Having two young children means my day is increasingly made up of routine (waking with the oldest, getting them both dressed, emptying the dishwasher, making coffee, making breakfast, putting them down for naps, etc.) It’s strange to take medication daily but it seems to have reduced the frequency of migraines without clearing them up altogether.
I didn’t ruin my lawn by feeding it and am now the proud owner of a 210 litre water butt (installed with a little extra PTFE tape). A little thrill runs through me every time it rains knowing I’m hoarding water from the sky like some sort of Yorkshire Immortan Joe.
After a summer morning paddling in the River Wharfe, we stopped at a nearby deli for ice cream in their garden.
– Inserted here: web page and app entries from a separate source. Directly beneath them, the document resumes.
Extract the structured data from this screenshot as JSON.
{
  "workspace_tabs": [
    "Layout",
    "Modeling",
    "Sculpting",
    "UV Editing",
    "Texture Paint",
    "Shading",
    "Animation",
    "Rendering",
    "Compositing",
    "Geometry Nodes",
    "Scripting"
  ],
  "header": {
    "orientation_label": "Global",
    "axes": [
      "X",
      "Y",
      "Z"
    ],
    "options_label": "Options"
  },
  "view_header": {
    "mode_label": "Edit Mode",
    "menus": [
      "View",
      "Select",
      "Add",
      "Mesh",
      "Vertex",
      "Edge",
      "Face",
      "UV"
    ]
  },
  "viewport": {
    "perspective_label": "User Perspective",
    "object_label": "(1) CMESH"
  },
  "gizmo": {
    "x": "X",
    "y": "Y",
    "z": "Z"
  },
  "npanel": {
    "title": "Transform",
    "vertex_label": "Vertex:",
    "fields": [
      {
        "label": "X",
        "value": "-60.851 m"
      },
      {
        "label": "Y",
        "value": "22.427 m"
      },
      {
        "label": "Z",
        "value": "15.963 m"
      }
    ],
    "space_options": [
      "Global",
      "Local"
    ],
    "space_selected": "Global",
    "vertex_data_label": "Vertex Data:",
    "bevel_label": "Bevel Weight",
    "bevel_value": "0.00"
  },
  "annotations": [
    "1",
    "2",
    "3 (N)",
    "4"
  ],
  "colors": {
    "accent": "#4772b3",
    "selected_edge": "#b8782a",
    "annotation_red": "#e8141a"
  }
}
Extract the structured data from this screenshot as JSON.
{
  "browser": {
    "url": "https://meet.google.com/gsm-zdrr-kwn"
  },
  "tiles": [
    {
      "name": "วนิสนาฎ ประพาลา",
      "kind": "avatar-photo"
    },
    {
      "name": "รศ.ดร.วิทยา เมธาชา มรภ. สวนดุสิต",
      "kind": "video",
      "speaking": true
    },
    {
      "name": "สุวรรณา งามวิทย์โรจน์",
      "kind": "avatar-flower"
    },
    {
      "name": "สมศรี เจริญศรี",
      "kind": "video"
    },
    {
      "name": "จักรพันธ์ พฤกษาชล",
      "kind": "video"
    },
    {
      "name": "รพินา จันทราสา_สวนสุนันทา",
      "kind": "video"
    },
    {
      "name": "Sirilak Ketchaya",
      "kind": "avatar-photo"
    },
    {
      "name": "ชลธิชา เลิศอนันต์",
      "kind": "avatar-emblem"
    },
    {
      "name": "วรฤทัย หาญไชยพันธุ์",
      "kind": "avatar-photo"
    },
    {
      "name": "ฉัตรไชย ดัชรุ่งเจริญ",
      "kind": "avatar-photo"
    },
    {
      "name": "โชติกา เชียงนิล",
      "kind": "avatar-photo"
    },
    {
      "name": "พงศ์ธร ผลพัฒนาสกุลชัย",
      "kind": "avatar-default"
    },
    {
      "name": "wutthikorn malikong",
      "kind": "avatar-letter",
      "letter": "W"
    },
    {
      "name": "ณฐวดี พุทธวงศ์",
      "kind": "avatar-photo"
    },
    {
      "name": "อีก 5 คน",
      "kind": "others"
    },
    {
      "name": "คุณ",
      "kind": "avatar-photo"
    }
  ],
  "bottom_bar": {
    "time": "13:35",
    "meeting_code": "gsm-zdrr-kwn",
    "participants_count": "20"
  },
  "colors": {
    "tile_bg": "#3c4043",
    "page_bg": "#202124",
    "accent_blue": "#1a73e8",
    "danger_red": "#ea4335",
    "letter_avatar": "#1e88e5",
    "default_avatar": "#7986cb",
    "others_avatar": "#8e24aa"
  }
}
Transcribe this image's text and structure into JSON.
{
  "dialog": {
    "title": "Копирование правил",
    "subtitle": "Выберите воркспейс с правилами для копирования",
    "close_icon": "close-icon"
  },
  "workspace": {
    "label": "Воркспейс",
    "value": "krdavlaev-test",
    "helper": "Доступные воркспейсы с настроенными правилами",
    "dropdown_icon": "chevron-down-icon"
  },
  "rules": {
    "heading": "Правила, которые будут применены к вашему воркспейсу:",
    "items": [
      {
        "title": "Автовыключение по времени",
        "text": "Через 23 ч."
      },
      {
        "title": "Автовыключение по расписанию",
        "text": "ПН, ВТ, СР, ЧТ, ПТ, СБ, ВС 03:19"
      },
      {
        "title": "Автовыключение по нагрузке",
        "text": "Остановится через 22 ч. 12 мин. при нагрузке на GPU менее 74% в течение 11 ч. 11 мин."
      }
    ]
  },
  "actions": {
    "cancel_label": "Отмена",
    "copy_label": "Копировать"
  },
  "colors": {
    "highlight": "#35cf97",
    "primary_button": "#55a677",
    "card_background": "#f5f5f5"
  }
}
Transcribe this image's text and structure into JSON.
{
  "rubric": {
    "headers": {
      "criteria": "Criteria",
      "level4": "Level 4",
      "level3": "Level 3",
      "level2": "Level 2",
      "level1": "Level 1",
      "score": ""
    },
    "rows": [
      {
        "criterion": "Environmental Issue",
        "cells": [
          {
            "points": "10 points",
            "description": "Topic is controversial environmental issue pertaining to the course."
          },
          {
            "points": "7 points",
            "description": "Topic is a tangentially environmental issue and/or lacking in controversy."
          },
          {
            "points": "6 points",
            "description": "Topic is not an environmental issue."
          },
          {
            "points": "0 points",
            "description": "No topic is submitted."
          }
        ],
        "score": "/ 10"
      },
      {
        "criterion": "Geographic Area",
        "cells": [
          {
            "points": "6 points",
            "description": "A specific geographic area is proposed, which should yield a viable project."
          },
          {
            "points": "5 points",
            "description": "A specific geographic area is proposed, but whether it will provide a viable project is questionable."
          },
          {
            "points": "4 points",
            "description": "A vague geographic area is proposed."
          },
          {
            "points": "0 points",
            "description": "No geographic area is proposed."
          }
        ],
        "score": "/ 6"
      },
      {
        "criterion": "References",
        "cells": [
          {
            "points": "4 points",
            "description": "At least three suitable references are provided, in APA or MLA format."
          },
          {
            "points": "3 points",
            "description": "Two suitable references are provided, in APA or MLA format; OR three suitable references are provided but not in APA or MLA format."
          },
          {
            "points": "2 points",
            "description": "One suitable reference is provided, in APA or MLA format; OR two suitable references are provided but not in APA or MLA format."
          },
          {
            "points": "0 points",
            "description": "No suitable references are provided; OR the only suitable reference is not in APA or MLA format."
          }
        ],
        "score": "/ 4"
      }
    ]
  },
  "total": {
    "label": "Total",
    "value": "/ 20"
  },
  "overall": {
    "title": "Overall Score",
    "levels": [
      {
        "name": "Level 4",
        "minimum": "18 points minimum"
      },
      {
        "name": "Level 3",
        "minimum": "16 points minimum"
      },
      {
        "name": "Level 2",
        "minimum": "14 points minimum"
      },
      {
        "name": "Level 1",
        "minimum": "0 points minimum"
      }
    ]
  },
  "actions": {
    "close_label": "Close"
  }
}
E—— and C—— went to pay at the till as I wrangled A—— into her pram. I perused their selection of coffee beans before noticing C—— was missing. “Isn’t he with you?”
I left the deli and couldn’t see C—— anywhere until I spotted a stranger walking hand-in-hand with him back from the busy junction at the top of the road. “He was going to cross the road!” she cried as we were reunited.
C—— later said he “didn’t know” he shouldn’t walk home by himself.
Years ago, I bought a set of tools for taking the dashboard of my car apart. I used them once to fit a Bluetooth adapter to the car radio but they have since sat wrapped in their original bubble wrap, unused.
This morning I wondered if they would be any good for lifting the wooden floor in the spare bedroom. It took a while to find them but when I did, there it was: a handheld pry bar.